Highly Commended, 2019-20 Most Engaging VC Tutor
I break the class down into 10 or 15-minute segments so students’ attention does not wander. For example, we start with a short lecture, then we have a discussion or watch a short video. As I teach history, I try to use videos such as Epic Rap Battles of History, Horrible Histories or History Bombs. I also try to use music in general as much as possible and have been known to ask the students to create a rap battle of their own! We also use Kahoot (it’s amazing to see the competitive side of the quietest student come out!) and sometimes I arrange for the students to pick a slide from the PowerPoint, research the information on that slide, then the students do the teaching. Everything the students need is available on the VLE and students are encouraged to look at the work before the class. Students are encouraged to ask questions at any point verbally, on the group text chat, or via email. This means that the student can ask a question in a way that is comfortable for them.
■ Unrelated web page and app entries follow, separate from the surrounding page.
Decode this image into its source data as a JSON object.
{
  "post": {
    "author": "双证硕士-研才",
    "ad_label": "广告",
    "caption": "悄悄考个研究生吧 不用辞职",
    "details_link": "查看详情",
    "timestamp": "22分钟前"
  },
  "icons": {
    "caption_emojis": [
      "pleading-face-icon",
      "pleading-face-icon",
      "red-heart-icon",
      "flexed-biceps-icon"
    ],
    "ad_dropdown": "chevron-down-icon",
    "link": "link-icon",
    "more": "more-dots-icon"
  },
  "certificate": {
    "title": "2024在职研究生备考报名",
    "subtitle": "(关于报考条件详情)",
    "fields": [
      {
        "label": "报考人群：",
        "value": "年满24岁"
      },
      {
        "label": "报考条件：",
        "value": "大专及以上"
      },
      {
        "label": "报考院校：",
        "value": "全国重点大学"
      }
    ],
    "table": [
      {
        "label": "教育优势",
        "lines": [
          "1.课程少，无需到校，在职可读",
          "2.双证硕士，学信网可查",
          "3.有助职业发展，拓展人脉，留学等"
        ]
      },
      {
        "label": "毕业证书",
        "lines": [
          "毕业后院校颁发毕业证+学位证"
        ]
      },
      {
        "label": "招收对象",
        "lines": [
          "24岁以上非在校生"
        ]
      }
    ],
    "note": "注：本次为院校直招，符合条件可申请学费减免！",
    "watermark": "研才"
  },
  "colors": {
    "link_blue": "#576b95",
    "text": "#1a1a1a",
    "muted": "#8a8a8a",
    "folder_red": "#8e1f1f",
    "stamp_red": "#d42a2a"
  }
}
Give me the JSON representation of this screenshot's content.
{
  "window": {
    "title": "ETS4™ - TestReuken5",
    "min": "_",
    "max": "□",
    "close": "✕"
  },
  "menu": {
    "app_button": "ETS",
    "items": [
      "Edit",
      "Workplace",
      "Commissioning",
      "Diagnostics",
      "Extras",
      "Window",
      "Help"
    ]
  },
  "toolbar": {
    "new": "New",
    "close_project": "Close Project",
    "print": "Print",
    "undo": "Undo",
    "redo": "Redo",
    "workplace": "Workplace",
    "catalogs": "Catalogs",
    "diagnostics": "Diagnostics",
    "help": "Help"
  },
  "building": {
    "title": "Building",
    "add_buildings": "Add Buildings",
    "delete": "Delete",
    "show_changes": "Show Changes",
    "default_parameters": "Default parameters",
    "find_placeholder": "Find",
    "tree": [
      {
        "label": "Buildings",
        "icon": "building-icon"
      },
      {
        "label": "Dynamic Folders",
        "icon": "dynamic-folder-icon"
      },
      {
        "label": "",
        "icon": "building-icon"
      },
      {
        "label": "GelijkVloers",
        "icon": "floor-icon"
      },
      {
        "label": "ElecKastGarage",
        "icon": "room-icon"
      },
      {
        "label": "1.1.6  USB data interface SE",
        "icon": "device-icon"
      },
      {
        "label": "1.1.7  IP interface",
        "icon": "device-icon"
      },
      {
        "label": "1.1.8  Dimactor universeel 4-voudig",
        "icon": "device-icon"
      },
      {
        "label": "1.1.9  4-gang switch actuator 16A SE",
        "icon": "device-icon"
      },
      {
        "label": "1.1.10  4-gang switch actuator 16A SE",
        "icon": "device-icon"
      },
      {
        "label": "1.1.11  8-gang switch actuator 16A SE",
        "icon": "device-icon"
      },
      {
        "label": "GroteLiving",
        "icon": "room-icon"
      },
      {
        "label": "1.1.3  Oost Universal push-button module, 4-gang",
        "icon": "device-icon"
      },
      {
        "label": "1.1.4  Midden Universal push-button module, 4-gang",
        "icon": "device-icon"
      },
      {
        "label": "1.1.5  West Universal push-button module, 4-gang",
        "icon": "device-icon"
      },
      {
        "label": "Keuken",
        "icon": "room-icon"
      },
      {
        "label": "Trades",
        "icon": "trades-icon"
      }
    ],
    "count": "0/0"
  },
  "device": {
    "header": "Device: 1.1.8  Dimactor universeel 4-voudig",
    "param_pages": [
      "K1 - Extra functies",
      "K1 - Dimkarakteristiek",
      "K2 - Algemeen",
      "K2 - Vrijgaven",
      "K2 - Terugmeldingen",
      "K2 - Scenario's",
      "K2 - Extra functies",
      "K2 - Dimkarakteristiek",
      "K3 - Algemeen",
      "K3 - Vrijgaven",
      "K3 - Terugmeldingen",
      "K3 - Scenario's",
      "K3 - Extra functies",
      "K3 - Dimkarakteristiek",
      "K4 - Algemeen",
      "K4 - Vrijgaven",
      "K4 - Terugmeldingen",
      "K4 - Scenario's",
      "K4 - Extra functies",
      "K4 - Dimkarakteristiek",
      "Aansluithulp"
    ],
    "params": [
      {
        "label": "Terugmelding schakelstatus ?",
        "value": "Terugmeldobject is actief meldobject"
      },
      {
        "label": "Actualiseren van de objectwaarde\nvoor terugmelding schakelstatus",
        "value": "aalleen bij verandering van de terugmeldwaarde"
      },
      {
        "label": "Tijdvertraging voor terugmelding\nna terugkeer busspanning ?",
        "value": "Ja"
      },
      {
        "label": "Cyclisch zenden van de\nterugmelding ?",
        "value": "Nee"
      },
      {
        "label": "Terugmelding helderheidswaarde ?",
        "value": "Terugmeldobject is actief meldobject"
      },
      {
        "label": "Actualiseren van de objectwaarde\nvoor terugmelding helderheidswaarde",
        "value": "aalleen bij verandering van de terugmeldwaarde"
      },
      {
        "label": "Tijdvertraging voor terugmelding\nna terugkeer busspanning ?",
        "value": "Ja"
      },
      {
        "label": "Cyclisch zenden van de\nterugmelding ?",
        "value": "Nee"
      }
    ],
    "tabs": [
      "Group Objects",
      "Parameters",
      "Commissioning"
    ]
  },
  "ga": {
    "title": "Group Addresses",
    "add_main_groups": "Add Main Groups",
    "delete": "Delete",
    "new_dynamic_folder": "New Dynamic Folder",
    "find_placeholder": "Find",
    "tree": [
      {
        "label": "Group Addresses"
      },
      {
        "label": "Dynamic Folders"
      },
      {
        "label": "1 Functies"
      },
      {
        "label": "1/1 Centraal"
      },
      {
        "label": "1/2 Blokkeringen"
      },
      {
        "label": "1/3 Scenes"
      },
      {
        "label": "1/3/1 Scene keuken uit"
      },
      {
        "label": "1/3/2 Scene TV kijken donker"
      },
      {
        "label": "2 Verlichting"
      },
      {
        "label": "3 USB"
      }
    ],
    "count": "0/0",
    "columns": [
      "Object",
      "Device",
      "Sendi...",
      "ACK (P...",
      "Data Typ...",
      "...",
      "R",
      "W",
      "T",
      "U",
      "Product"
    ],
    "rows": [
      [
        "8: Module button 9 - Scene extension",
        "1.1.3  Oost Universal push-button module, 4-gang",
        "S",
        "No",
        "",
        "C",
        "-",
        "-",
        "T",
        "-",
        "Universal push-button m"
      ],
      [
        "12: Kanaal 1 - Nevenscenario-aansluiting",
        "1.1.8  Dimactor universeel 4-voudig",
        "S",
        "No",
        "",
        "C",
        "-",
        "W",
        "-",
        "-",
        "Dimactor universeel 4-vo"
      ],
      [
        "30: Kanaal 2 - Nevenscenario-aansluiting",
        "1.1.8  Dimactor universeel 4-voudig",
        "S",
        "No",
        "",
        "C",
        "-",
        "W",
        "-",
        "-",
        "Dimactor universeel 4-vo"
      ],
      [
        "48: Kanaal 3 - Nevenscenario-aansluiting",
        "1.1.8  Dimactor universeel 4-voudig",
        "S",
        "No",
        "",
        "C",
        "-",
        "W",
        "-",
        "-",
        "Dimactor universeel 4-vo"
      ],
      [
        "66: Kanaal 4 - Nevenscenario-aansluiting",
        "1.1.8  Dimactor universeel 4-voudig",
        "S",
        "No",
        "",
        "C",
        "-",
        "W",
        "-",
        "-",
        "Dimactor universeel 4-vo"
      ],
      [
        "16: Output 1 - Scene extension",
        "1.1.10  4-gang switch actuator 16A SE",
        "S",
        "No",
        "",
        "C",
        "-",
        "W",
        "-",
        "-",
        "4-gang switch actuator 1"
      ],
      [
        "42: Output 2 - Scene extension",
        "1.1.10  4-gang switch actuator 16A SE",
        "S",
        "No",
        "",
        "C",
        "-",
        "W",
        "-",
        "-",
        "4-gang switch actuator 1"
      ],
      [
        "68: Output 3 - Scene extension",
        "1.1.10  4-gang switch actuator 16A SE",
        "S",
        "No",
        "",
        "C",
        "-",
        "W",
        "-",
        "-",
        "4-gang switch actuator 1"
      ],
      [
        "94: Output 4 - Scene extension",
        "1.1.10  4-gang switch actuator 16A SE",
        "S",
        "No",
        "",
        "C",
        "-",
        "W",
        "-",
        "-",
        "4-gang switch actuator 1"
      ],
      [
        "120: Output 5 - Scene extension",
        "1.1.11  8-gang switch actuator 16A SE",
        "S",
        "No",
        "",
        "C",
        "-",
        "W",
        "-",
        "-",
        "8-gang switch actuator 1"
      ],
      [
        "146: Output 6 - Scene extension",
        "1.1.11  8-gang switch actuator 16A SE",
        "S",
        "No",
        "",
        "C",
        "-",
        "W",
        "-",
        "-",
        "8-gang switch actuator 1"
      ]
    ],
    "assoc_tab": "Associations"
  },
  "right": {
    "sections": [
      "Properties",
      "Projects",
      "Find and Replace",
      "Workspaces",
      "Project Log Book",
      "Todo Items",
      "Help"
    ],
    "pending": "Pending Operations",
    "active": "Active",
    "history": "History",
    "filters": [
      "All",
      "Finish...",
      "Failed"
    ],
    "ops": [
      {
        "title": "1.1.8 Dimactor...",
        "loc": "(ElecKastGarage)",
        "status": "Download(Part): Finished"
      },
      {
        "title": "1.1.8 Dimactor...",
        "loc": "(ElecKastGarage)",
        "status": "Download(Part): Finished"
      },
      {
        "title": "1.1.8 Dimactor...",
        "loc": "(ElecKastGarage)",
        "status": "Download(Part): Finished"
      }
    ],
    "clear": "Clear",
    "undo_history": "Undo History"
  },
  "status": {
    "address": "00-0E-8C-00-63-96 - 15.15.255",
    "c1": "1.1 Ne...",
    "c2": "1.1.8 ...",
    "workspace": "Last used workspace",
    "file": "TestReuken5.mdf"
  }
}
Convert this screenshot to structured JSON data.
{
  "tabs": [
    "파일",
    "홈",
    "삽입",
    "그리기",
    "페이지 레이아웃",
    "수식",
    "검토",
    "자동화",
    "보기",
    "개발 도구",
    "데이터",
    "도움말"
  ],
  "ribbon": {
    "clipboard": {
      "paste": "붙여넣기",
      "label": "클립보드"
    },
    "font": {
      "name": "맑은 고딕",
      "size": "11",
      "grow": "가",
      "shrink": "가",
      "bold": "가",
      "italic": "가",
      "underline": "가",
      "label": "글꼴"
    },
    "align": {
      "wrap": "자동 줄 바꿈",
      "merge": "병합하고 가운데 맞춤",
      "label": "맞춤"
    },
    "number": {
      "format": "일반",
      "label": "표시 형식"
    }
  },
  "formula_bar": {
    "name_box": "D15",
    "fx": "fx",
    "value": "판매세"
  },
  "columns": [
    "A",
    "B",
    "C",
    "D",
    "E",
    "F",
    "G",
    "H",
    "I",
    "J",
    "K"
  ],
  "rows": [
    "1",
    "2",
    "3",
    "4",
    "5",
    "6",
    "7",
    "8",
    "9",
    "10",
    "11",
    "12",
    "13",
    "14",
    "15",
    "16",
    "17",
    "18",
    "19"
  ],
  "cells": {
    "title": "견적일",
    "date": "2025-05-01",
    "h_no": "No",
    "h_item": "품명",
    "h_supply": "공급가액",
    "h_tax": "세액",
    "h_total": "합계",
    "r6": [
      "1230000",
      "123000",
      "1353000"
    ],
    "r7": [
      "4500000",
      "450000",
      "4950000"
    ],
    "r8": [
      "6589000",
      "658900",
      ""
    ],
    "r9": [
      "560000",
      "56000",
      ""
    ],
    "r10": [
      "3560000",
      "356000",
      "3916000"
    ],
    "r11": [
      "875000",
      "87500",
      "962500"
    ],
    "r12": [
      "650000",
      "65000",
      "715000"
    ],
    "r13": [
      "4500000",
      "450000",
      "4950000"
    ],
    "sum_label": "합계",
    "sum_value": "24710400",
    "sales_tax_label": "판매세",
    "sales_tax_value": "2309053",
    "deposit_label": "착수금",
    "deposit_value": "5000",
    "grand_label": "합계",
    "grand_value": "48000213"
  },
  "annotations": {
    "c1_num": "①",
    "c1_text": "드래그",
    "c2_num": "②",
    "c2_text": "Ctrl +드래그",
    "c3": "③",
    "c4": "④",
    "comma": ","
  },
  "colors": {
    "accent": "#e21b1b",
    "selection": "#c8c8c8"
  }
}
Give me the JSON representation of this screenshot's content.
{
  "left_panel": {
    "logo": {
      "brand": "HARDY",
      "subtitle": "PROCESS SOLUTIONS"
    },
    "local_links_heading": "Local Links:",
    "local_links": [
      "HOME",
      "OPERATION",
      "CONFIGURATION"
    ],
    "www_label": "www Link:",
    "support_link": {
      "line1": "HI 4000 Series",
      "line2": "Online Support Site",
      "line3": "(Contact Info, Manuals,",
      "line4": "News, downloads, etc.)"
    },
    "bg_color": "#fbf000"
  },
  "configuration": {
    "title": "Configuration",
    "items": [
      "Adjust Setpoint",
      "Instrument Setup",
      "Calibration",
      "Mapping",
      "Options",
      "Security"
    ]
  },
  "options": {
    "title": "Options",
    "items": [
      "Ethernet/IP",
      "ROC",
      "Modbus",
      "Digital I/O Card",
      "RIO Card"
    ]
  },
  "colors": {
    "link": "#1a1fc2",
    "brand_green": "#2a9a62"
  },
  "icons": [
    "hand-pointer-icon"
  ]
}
We also complete lots of group activity, ensuring that the students understand why group activity is so important when it comes to employability skills.
Community building and sharing ideas
Whether students are able to gather in a physical or a digital learning space, SLTAs highlight the benefit of using technology to support building cohort identity and community to encourage sharing ideas and experience.
Case Study: Suzanne Faulkner, Teaching Fellow in Biomedical Engineering (University of Strathclyde)
Shortlisted, 2018-19 Most Innovative Teacher
At the University of Strathclyde, Suzanne Faulkner uses Snapchat as a tutorial tool with her Prosthetics and Orthotics students. Prior to the 2019-20 academic year, the group chat function was primarily used by students in the lead up to tests and exams, enabling Suzanne to clarify any areas of her modules that students may have been struggling to understand. During the institution’s shift to emergency remote teaching, her students shared their appreciation for the group chat, describing it as a lifesaver during this uncertain period.
Caroline Boyle, PGDE Tutor (UHI, Argyll College)
Highly Commended, 2019-20 Most Engaging Online Tutor
Openness and connection
The ability for staff and students to be open with each other and connect in an authentic, professional and constructive way is a central feature of the good practice shared by academic colleagues. Fostering openness and connection in a learning community, particularly one in a digital space, promotes discussion, debate and engagement with complex themes. Ultimately, good practice in the use of TEL is not just about using these technologies, but that its use promotes community building, connection and inclusion.
Kylie Bradfield, Lecturer in Initial Teacher Education (University of Stirling)
Winner, 2018-19 Innovation in Online Module Content
Case Study: Heather Morgan, Lecturer in Applied Health Sciences (University of Aberdeen)
Winner, 2018-19 Most Accessible Lecturer Award
Heather Morgan shared that the student comments she received, when she was awarded the 2018-19 Most Accessible Lecturer Award in Aberdeen University Students’ Association and University of Aberdeen’s Excellence in Teaching Awards, emphasised her approachability, the support that she provides and the interest she takes in her students’ plans for the future. Heather’s use of technology and social media to foster connections with her students is key to her teaching. She shares a willingness to connect with students and answer their questions across multiple platforms, including her Apple Watch, Twitter, Facebook, LinkedIn, and WordPress. These opportunities for connection are shared as part of her email signature, providing students with the information in an accessible and easily digestible manner.